Graham, Simon Matthew; Wijesekera, Maheshi P; Laubscher, Maritz; Maqungo, Sithombo; Held, Michael; Ferreira, Nando; Harrison, William J.
Injury ; 50(2): 235-243, 2019 Feb.
Artículo en Inglés | MEDLINE | ID: mdl-30551865


The management of long bone lower limb fractures secondary to gunshot wounds (GSWs) in the civilian setting are complex and there is currently no consensus regarding the optimal approach to managing such fractures. This study aims to address the relationship of implant related sepsis in fractures secondary to GSWs.


A systematic review of the literature was performed on both Pubmed and Scopus databases that look at fractures caused by GSWs in the lower limb. A total of 14 studies met the inclusion criteria set in this study.


Current literature suggests that low and high velocity injuries managed with internal fixation, such as intramedullary nails, may carry a low risk of superficial and deep infection, with no obvious risk of osteomyelitis. However, infection was poorly defined across all studies and no study used a validated scoring system for infection making it difficult to draw any valid conclusion on the rate of infection following internal fixation of lower limb fractures following both high and low velocity GSWs.

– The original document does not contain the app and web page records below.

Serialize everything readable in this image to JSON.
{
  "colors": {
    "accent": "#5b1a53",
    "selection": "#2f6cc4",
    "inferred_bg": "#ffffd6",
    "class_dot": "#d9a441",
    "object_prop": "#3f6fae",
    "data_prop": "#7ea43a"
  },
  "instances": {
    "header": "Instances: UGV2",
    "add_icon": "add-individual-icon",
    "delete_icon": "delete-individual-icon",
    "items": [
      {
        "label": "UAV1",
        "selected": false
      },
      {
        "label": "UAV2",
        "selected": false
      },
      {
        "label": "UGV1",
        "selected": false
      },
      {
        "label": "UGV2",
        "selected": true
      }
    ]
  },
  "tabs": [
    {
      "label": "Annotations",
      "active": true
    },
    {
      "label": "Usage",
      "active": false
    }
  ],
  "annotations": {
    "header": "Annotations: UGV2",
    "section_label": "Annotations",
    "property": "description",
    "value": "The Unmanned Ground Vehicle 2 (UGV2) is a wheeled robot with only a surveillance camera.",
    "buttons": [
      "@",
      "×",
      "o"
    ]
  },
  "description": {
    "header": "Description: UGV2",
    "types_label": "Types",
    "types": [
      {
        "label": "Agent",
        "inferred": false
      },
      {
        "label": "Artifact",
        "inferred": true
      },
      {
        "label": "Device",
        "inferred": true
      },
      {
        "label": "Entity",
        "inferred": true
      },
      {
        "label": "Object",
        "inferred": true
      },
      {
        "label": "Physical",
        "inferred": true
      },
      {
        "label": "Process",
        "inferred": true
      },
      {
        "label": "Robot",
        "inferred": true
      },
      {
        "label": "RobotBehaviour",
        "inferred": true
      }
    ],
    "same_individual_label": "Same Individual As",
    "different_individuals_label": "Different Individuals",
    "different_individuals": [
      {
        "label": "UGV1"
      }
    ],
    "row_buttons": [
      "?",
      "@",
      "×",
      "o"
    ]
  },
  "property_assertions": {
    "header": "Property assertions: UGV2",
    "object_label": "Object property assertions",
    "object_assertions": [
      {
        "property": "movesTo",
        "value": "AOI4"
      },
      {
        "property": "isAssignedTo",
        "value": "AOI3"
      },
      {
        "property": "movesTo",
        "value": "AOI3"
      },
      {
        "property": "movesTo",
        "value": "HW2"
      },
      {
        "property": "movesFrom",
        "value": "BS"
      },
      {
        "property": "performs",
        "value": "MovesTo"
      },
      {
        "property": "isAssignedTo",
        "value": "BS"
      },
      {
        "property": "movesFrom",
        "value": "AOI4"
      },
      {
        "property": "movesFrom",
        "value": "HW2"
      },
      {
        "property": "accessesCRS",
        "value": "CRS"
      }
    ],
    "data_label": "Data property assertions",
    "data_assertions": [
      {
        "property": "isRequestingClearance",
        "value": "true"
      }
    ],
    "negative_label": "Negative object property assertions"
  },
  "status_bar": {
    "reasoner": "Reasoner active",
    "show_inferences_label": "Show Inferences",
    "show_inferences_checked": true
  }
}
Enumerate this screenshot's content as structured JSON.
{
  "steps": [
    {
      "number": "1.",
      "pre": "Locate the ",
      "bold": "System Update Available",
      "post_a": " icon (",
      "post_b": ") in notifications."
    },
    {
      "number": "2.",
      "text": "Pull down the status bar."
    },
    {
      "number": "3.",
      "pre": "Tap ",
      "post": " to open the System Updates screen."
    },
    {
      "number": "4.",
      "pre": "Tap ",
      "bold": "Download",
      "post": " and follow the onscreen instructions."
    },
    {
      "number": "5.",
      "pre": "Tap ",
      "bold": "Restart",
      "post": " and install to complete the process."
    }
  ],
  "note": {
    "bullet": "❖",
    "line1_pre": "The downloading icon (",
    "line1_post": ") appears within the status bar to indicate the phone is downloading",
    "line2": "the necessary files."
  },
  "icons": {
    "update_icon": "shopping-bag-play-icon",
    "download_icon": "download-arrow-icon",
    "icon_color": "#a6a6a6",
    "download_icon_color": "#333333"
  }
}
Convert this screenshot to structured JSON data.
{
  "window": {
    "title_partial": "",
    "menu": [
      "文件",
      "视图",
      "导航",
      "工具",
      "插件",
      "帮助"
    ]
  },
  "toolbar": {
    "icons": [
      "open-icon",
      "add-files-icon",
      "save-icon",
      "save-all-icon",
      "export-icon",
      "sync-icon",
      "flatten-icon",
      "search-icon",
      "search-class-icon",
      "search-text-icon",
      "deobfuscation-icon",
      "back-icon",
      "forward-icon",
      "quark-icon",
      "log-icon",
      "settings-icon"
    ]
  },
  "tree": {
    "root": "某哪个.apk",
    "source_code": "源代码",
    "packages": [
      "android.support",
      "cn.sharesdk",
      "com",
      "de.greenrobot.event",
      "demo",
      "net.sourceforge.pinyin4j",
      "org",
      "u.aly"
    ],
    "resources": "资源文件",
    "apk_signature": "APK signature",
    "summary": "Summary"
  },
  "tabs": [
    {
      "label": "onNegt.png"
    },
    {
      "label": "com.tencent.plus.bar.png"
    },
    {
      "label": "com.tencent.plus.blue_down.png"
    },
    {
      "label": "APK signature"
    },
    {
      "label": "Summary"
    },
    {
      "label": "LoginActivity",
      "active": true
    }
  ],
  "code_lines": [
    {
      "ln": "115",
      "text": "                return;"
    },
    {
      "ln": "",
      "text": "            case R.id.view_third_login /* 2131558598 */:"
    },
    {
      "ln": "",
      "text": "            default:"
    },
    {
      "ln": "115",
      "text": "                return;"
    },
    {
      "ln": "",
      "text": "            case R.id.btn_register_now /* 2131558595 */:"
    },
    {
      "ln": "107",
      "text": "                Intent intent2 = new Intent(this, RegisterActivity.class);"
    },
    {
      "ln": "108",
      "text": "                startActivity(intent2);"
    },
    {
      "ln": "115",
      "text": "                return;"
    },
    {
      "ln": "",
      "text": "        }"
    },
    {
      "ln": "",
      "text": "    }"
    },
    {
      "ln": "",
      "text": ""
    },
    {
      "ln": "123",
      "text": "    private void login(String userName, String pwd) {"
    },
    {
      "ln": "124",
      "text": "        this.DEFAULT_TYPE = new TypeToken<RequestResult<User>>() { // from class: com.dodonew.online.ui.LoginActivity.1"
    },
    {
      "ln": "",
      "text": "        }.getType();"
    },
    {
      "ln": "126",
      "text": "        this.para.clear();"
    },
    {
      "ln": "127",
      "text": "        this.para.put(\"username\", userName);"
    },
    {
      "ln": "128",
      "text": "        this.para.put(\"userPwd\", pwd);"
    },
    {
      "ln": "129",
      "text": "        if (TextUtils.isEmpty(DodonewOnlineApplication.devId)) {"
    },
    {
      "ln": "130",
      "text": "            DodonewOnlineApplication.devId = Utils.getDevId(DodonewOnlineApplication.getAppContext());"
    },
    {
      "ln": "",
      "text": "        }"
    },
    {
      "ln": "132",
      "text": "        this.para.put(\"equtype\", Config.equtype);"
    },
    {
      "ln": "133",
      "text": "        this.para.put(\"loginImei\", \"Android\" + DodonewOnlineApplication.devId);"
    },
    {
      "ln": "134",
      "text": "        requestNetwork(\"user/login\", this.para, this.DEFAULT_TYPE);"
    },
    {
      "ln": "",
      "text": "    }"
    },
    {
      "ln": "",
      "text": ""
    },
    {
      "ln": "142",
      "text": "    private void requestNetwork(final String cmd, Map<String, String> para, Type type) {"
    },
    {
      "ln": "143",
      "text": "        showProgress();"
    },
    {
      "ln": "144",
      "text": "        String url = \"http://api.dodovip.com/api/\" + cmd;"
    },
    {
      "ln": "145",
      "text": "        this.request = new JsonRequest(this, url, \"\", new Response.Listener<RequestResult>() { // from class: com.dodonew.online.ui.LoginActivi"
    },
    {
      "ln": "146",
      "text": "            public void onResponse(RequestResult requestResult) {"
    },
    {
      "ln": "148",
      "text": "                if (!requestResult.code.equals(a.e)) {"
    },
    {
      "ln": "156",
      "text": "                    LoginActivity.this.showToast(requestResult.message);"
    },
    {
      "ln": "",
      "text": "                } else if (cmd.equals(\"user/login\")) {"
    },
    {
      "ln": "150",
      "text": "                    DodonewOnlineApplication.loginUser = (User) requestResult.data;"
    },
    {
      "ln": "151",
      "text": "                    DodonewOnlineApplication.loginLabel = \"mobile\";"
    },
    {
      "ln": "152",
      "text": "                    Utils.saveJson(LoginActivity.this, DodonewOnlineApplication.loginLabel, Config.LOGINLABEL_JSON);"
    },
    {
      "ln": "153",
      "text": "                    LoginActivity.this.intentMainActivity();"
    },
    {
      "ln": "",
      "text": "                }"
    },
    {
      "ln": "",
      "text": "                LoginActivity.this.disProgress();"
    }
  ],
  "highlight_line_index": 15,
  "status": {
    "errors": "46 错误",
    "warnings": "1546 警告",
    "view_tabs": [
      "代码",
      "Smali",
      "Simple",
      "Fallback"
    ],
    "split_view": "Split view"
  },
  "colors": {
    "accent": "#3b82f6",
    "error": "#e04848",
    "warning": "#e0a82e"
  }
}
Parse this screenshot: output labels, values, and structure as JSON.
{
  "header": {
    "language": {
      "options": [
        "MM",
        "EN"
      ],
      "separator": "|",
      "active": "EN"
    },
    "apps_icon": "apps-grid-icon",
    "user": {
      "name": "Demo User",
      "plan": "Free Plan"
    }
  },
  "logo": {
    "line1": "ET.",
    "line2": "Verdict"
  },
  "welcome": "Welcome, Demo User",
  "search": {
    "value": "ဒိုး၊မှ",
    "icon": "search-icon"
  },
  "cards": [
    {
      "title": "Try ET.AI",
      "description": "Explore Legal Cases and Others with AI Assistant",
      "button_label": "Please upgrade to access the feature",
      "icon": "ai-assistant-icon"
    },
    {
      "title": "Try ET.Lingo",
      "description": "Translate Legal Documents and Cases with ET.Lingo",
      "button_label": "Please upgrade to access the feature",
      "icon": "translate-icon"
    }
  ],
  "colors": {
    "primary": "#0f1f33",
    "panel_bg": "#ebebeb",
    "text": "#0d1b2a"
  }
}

There is no clear evidence to confirm or refute that internal fixation is the ideal method of management in these complex injuries and guidance is needed due to the high and increasing proportion of patients presenting with these complex injuries worldwide.